AUCKLAND CITY COUNCILLOR Maire Leadbeater refused to edit her column for this week's edition of the council's PR rag to the public, "City Scene". Instead, she opted to drop the column altogether. The Audit Office ruled that Leadbeater's column was in contravention of the rules governing local body publications which should be about "the business directly affecting rate-payers" only. Leadbeater says that's ridiculous, as local body issues have national and international ramifications, and vice versa. Her column focused on the looming business conference, APEC, being held in Auckland from September 10 - 13.
Here is Maire Leadbeater's "Lost Column" for your perusal...
Auckland residents will be footing much of the bill for the APEC leaders' forum through their taxes and rates. Local Government New Zealand advocates that councils take seriously the APEC economic agenda by contracting out and encouraging private investment.
However, there is a compelling case against the APEC agenda of direct relevance to those of us who believe local government should continue to have a hands-on role in the provision of essential services such as water, power and waste disposal.

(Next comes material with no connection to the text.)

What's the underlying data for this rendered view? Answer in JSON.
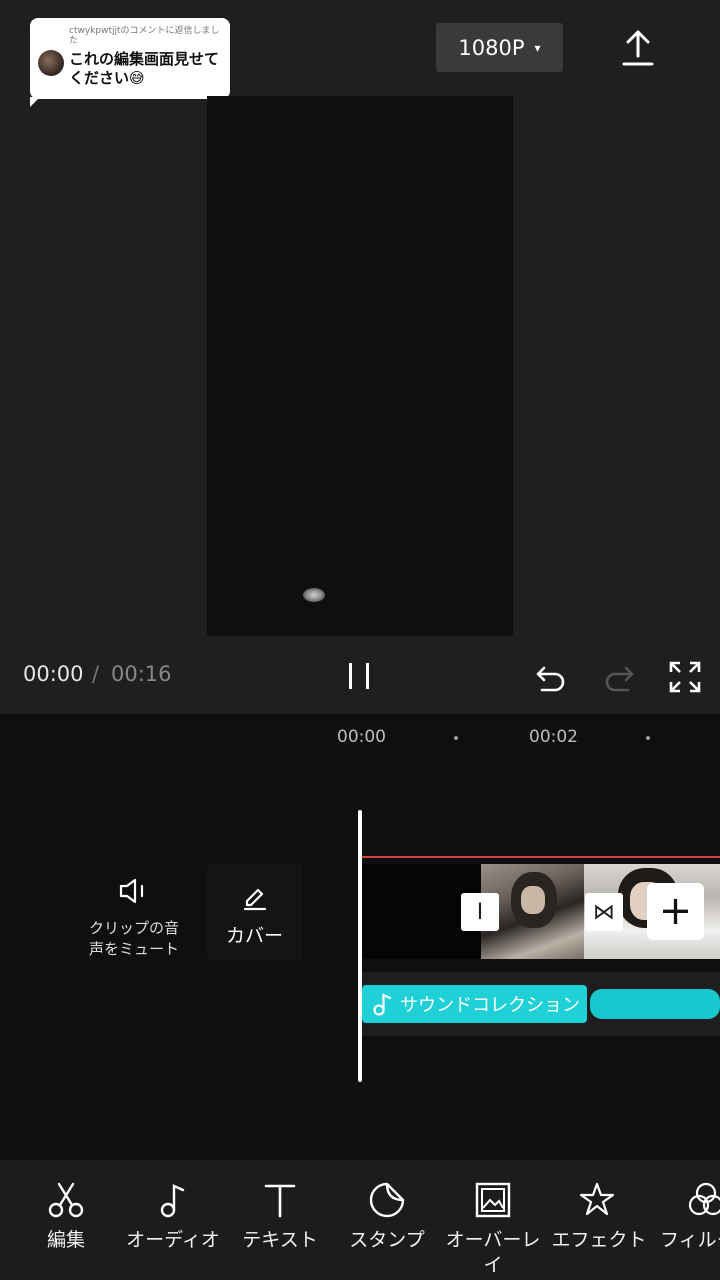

Opponents of the Metrowater LATE fear that its commercialised profit-driven structure will lead to privatisation. With reason - the Business Round Table is pushing for an end to "political control" of the water supply. Papakura's franchise arrangement with United Water has stimulated keen interest from the 4-5 biggest transactional water companies seeking potential opportunities for significant profits in New Zealand.
Auckland's indomitable "Water Pressure" group has its parallels in Europe where campaigners oppose high user-pays charging. In England ten regional companies are reaping substantial shareholder dividends while poor people risk disease by limiting their water use. Ireland's campaign recently scored a victory after direct actions, including patrons to prevent disconections.
These international similarities are no coincidence. APEC members operating through institutions such as the World Trade Organisation - now chaired by Mike Moore - are driving for worldwide free trade and investment by 2020.
"APEC means business," say its supporters. When the foreign leaders are here they will not even represent countries, just "economies". However, APEC is not a trading bloc with formal rules - it operates through regular secret meetings of foreign ministers and officials. The leaders' meeting that will paralyse Auckland is really a hugely expensive media side-show.
The vision of huge business operating in a borderless world, without regulations and restrictions is not for the faint-hearted. The transnational corporations have consolidated their wealth and influence - some 750 global corporations now dominate the world economy and a third of world trade takes place within branches of the same corporation.
The price for developing countries has been a breakdown of traditional production and agricultural systems and a descent into deepest poverty and historic levels of joblessness.
New Zealand has also been transformed by a growing gap between rich and poor, and younger people cannot remember when we had a thriving clothing industry or when the term "welfare state" had a proud ring.
One bright spot - Auckland City has declared its support for the rights of those of us who will be taking part in peaceful protest.